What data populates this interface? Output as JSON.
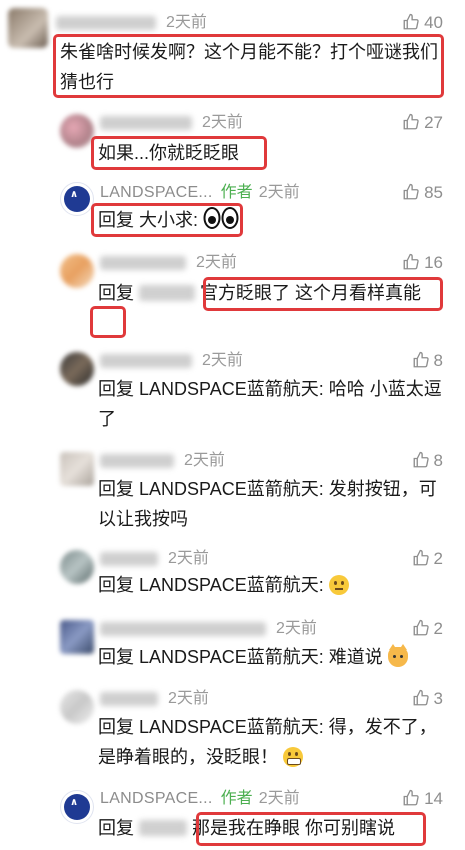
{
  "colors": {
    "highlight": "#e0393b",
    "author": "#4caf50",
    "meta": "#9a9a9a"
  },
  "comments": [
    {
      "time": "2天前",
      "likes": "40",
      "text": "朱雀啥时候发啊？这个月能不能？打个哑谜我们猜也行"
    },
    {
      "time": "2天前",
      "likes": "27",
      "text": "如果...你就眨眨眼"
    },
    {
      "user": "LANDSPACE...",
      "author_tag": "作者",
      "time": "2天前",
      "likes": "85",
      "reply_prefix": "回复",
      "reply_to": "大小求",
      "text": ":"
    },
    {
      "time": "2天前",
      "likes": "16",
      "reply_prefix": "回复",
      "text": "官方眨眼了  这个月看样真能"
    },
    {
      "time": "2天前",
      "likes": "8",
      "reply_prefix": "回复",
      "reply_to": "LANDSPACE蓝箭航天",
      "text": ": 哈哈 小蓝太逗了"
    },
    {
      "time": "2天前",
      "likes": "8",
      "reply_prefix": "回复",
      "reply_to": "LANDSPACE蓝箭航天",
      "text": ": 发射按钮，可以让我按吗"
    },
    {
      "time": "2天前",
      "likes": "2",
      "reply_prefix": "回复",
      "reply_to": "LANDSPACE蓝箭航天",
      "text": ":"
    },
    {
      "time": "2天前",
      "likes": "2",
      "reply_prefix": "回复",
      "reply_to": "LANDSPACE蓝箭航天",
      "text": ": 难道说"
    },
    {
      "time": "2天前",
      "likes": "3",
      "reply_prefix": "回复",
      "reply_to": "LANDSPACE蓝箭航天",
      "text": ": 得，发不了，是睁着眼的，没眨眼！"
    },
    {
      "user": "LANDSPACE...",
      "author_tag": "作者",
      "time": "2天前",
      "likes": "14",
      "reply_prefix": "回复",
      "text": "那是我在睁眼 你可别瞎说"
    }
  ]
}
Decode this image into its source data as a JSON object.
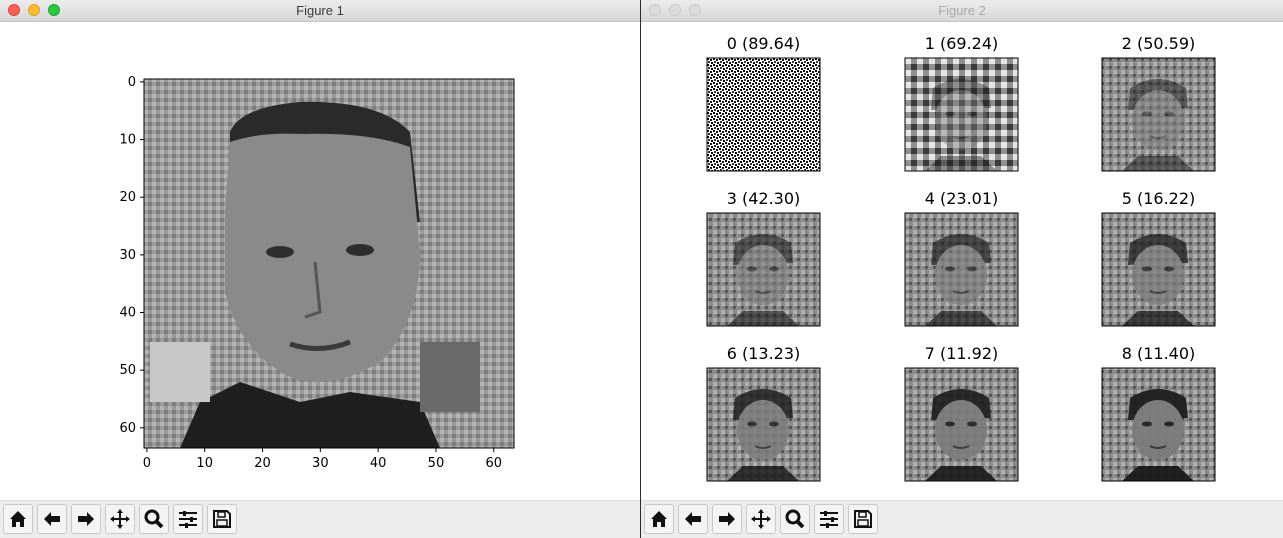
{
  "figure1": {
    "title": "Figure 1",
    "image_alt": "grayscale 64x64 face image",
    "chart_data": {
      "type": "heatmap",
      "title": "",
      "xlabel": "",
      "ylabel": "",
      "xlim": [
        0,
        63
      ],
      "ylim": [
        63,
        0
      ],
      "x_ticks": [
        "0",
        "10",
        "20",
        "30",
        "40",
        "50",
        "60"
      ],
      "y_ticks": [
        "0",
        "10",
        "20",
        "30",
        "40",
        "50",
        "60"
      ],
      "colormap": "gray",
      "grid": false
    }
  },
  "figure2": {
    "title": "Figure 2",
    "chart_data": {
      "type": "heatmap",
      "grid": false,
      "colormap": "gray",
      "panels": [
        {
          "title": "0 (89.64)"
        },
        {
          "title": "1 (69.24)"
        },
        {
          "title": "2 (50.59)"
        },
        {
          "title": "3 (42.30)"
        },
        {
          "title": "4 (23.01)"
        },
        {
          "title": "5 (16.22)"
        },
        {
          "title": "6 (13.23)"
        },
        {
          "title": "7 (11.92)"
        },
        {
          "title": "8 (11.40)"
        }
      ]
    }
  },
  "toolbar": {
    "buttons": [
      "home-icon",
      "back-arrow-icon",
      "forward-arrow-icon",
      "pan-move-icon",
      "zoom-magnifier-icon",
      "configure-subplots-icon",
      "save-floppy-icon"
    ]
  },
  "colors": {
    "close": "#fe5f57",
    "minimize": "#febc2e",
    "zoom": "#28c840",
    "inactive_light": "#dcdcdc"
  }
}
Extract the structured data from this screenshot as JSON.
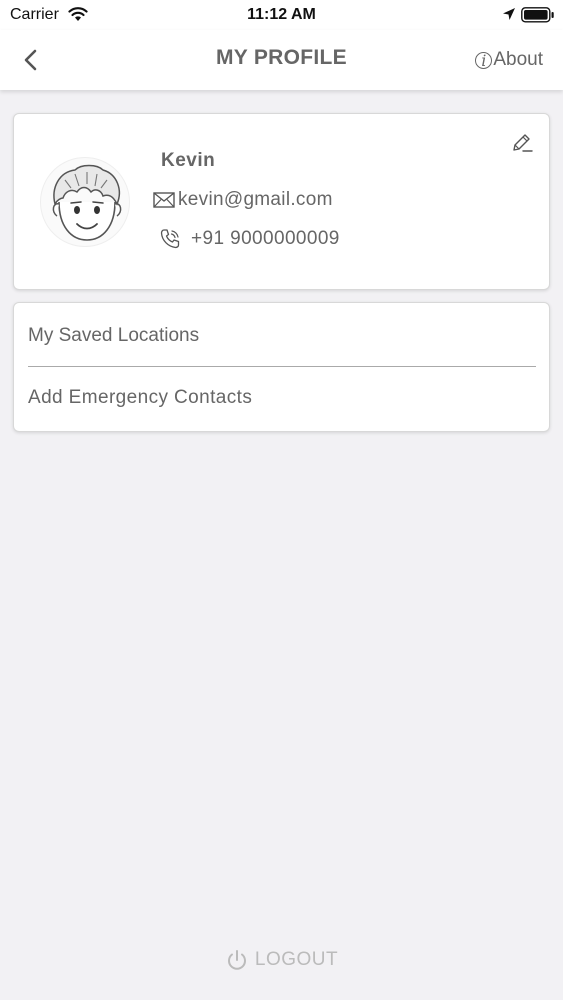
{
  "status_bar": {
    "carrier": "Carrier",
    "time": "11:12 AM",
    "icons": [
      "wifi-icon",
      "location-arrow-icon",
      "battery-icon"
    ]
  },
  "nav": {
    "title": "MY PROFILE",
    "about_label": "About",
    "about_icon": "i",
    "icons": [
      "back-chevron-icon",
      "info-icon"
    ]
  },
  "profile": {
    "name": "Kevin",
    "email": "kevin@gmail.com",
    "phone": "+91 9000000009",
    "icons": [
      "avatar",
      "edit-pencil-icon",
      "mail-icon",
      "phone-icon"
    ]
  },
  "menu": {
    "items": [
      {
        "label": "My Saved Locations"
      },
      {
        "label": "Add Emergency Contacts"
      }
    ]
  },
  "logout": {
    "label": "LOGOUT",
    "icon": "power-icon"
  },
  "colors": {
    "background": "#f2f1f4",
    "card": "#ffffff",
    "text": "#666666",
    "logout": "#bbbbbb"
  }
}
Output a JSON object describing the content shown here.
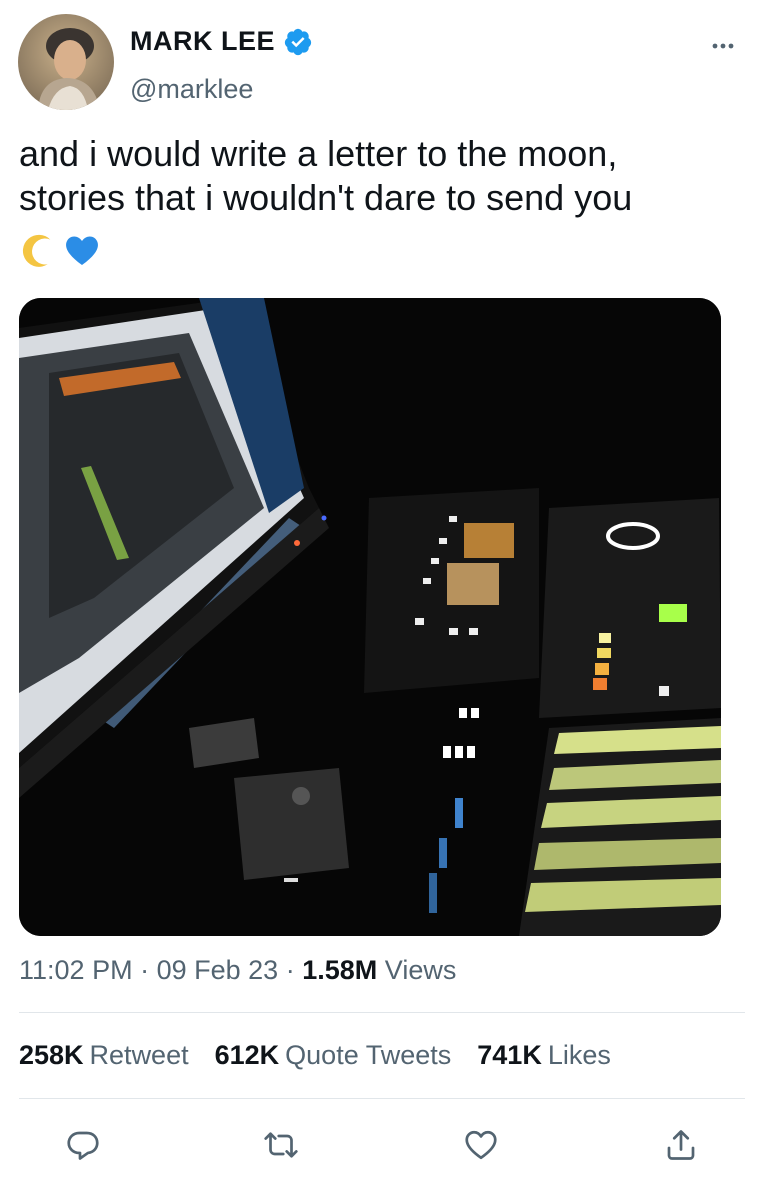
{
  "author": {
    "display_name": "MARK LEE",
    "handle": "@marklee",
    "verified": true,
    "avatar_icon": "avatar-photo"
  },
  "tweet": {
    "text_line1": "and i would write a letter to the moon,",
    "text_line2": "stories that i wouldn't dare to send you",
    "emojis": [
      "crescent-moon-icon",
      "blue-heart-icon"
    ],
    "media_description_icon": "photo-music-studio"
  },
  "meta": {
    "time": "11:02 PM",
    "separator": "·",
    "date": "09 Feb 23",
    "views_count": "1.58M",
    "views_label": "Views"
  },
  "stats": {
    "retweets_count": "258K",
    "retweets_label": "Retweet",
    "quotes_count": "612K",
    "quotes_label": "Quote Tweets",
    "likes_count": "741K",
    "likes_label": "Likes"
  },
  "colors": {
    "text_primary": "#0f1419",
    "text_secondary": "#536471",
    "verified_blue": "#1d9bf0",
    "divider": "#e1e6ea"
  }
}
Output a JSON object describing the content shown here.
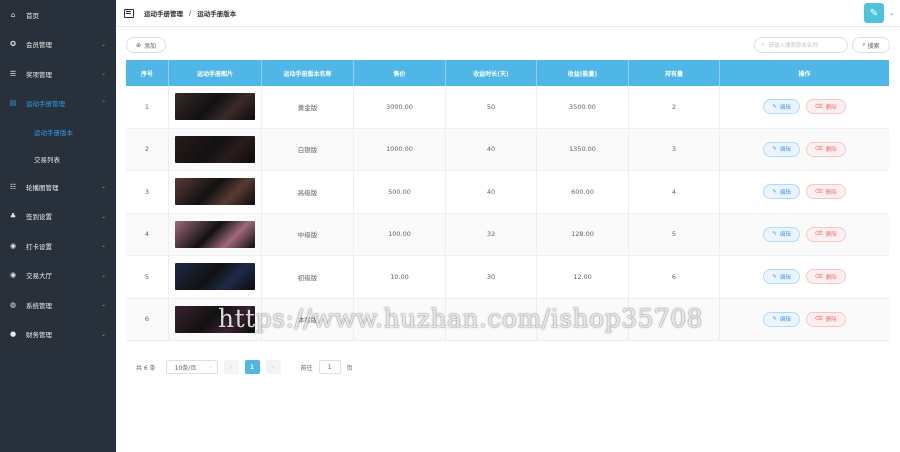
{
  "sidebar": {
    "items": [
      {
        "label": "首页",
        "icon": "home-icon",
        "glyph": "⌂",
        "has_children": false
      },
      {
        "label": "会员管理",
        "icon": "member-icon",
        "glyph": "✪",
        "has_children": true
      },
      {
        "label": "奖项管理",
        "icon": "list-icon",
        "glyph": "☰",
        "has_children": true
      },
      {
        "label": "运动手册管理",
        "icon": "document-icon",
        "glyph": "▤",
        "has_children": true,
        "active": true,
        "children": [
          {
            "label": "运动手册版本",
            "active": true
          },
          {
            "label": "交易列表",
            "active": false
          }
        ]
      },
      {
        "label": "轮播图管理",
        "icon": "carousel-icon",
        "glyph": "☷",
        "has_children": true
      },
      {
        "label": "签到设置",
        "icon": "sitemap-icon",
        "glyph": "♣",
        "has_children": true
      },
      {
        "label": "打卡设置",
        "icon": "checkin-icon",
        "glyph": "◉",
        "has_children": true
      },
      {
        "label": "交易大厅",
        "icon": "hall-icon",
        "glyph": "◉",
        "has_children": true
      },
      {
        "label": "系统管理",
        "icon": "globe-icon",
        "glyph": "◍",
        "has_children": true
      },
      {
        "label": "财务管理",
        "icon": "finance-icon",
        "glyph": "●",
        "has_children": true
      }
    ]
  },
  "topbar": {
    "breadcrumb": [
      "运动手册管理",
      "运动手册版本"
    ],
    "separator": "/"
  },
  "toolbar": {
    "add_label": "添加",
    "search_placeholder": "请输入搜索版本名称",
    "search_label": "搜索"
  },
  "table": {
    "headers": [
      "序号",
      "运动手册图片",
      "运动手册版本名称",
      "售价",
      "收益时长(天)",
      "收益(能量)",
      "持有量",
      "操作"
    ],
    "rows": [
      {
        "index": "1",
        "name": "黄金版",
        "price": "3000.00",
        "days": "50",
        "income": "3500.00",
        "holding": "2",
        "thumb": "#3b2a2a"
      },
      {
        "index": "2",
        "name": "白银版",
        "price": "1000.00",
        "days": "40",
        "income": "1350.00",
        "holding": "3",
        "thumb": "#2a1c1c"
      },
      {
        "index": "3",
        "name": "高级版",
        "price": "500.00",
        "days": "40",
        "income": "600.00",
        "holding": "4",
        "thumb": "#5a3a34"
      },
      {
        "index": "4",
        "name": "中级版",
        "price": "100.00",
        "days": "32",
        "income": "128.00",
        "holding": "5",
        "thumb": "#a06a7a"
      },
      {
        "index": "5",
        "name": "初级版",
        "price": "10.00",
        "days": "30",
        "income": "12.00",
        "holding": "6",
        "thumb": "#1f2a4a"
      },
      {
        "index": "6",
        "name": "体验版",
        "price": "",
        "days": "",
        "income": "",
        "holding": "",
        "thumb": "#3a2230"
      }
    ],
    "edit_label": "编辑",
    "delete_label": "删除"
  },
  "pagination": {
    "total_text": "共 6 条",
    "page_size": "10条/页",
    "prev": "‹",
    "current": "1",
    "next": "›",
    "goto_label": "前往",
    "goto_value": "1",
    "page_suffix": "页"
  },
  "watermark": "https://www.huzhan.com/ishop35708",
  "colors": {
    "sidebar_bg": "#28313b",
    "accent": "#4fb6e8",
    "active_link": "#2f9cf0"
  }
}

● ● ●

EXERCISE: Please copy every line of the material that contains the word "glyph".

EXERCISE RESULT:
        "glyph": "⌂",
        "glyph": "✪",
        "glyph": "☰",
        "glyph": "▤",
        "glyph": "☷",
        "glyph": "♣",
        "glyph": "◉",
        "glyph": "◉",
        "glyph": "◍",
        "glyph": "●",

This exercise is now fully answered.